“Sorui kenh go khatam,” (everything is finished), said Bashir Ahmad, an elderly neighbour who works as a carpenter. “We have not eaten anything since his death.”
Mr. Ajay Pandita had adopted and was also known by the pseudonym Bharti, or Indian; the village, however, endearingly referred to him as Nitt batta. Many in the village have been taught by his father, Mr. Dwarka Nath Pandita, now retired, at the local government run school near the village.
“I have known his father since I was a child,” said Mr. Ahmad, now 60. “He really loved his students.”
Lukbawan had never witnessed any incidents of violence before their sarpanch’s killing. Without thinking twice about it, Muslim residents often perform ablutions in the pond attached to the village temple, and offer namaaz in its lawn. Mr. Ajay Pandita would also frequently visit the local mosque, said Mr. Ahmad. “Those who killed him are beasts,” he added. “We are still in disbelief.”
The villagers also remember Mr. Pandita as a dedicated worker who had gotten a drainage channel constructed in the village and just days before his death had met with the block development officer to discuss more projects. Mr. Pandita had won the village panchayat elections in the controversial December 2018 elections, defeating another Kashmiri Pandit – currently a resident of Jammu, and who visited the village only once on the voting day – representing the Bharatiya Janata Party (BJP).
In the absence of security, especially after Mr. Pandita’s killing, Lukbawan residents are even less likely to stand up in elections to fill the space he has left behind. In 1972, Mr. Ahmad had unsuccessfully contested state assembly elections from his constituency.

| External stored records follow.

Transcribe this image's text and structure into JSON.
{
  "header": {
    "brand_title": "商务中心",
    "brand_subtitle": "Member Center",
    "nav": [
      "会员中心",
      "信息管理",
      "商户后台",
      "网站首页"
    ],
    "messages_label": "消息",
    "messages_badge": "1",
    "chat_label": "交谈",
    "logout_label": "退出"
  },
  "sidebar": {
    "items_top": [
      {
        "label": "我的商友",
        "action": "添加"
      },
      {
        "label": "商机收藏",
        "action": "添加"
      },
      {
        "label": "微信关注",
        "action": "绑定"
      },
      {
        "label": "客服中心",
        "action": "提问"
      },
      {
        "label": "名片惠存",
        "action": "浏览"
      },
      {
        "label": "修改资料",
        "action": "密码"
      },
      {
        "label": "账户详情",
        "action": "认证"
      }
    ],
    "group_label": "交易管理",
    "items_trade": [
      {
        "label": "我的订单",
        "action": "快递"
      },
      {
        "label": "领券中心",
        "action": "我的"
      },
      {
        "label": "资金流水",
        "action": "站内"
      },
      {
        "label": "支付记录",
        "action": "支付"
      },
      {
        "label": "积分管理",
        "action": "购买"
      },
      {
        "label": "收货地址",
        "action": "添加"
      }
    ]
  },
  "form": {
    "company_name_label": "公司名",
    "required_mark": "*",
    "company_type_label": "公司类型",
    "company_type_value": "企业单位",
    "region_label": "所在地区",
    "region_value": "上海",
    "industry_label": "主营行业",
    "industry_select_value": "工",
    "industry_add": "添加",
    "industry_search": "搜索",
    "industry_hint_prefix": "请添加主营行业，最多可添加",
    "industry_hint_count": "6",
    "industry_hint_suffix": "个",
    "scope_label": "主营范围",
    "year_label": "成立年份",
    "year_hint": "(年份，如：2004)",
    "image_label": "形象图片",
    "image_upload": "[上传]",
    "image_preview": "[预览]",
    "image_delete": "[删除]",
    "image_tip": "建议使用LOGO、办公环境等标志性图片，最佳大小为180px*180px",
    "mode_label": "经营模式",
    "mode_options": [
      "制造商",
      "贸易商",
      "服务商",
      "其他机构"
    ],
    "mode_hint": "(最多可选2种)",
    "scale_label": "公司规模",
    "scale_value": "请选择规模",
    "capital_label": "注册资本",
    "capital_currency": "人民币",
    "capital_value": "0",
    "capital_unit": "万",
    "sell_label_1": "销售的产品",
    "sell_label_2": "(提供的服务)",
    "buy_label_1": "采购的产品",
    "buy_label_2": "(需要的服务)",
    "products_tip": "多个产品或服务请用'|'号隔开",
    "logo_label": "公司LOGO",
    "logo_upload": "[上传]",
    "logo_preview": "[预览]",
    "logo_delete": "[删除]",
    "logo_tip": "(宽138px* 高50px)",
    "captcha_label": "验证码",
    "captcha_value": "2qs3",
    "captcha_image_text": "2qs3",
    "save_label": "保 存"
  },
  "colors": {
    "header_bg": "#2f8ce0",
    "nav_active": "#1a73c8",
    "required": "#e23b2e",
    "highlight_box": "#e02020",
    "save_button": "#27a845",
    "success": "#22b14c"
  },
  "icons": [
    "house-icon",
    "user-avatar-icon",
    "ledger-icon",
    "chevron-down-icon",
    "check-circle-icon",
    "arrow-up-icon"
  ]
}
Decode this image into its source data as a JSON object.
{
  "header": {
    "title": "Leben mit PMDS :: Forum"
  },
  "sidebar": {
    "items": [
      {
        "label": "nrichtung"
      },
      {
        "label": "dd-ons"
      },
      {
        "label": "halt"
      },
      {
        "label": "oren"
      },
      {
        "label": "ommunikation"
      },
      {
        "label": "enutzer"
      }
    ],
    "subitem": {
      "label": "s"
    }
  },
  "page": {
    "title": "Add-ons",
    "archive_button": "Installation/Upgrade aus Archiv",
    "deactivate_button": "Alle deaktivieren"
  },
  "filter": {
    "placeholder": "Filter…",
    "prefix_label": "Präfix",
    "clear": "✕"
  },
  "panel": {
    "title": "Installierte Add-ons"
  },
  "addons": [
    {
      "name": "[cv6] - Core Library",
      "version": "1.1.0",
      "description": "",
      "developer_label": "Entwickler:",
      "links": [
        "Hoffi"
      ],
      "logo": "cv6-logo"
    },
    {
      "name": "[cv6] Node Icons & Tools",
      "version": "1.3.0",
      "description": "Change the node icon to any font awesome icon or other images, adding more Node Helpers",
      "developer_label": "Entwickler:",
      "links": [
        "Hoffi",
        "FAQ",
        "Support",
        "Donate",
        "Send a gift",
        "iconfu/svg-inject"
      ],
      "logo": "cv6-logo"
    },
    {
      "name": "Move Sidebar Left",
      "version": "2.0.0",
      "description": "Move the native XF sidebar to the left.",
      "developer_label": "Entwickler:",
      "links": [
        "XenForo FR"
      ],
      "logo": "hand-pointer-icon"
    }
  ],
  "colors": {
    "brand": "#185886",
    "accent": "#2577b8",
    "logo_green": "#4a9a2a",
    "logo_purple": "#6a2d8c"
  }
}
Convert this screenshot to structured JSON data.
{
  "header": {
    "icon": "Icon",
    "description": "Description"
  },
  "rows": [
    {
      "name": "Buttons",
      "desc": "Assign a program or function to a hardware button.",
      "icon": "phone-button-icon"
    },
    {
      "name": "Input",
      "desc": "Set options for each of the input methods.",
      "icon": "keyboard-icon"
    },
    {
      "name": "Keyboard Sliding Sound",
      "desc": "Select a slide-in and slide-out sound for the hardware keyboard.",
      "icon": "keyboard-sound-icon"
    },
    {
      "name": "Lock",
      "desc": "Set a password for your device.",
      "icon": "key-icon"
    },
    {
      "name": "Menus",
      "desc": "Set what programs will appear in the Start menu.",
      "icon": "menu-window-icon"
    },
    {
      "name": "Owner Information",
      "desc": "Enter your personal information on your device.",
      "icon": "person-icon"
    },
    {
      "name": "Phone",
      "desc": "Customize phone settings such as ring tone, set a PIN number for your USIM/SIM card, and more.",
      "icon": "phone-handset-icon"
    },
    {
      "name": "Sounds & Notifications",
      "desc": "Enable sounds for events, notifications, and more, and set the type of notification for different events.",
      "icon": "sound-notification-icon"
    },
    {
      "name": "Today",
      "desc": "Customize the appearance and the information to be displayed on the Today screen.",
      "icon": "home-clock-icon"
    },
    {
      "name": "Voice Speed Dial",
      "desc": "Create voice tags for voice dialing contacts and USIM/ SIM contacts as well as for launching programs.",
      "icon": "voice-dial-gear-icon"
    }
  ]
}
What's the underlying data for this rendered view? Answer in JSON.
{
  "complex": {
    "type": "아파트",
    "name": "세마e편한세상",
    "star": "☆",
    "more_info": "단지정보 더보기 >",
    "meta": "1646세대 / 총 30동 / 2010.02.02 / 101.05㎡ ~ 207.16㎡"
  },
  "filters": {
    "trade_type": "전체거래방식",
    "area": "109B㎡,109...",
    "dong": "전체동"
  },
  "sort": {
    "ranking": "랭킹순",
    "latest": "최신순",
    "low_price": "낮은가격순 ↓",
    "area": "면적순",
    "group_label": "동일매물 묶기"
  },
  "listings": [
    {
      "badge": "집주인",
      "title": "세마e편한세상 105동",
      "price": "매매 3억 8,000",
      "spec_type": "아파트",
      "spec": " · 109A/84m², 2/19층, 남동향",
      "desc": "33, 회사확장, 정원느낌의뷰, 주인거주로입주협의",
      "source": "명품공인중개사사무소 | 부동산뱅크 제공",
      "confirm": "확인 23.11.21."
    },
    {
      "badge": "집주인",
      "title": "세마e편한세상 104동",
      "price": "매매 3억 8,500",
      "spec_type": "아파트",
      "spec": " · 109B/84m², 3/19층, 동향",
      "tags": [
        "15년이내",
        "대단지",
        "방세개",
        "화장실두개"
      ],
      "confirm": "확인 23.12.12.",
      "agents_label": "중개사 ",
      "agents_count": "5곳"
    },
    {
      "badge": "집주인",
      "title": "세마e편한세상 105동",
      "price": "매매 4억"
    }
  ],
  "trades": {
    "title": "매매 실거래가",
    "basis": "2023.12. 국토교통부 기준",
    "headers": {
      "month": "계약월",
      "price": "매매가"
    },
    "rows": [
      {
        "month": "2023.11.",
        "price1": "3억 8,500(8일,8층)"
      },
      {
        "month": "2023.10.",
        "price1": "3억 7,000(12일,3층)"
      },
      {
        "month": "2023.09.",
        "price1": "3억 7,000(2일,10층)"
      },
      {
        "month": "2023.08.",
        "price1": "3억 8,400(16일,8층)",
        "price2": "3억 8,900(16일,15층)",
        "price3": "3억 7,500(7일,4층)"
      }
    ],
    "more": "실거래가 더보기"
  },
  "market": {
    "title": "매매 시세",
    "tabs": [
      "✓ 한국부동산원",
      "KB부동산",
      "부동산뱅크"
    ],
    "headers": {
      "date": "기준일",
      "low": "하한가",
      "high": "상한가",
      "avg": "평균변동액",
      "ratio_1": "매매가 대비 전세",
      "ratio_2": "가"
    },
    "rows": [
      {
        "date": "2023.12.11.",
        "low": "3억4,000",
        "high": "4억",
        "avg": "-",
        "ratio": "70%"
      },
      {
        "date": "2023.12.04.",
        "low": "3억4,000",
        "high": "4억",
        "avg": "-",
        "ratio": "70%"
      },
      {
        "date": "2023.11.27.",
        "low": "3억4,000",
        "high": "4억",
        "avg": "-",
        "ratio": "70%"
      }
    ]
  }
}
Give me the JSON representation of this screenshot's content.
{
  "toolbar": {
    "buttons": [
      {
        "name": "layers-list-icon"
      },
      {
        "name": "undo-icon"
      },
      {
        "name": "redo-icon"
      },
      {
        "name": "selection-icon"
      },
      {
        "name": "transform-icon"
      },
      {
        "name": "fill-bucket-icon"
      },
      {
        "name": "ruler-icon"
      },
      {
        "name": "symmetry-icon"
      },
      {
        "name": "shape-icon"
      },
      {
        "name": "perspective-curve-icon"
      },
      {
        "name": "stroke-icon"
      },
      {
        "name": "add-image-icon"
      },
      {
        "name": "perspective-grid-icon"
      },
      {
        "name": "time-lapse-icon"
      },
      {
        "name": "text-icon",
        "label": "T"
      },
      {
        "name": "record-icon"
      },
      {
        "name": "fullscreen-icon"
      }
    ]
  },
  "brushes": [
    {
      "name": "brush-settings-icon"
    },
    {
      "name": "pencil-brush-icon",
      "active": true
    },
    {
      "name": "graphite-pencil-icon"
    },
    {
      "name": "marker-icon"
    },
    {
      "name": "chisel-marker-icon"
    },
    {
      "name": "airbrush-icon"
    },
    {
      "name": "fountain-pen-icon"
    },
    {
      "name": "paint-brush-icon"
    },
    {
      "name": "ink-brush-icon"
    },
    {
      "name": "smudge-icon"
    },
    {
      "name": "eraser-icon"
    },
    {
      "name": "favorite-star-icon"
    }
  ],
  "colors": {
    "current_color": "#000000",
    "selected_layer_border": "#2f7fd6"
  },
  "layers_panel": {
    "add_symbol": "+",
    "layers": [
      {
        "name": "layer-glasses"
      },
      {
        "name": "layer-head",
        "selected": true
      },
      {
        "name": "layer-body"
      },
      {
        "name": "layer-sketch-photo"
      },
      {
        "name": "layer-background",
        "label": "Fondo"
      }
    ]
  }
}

But today, “if anyone even offers me the position, I will decline,” he said. “We don’t understand anything that is happening. I can’t even trust my own brother.”
For now, the villagers are trying to make sense of how the killing has altered their village.“He used to tell me, ‘Hindus want to go to swarg, and Muslims want to go to jannat, but God is in here,’” said Mr. Ahmad, pointing to his heart.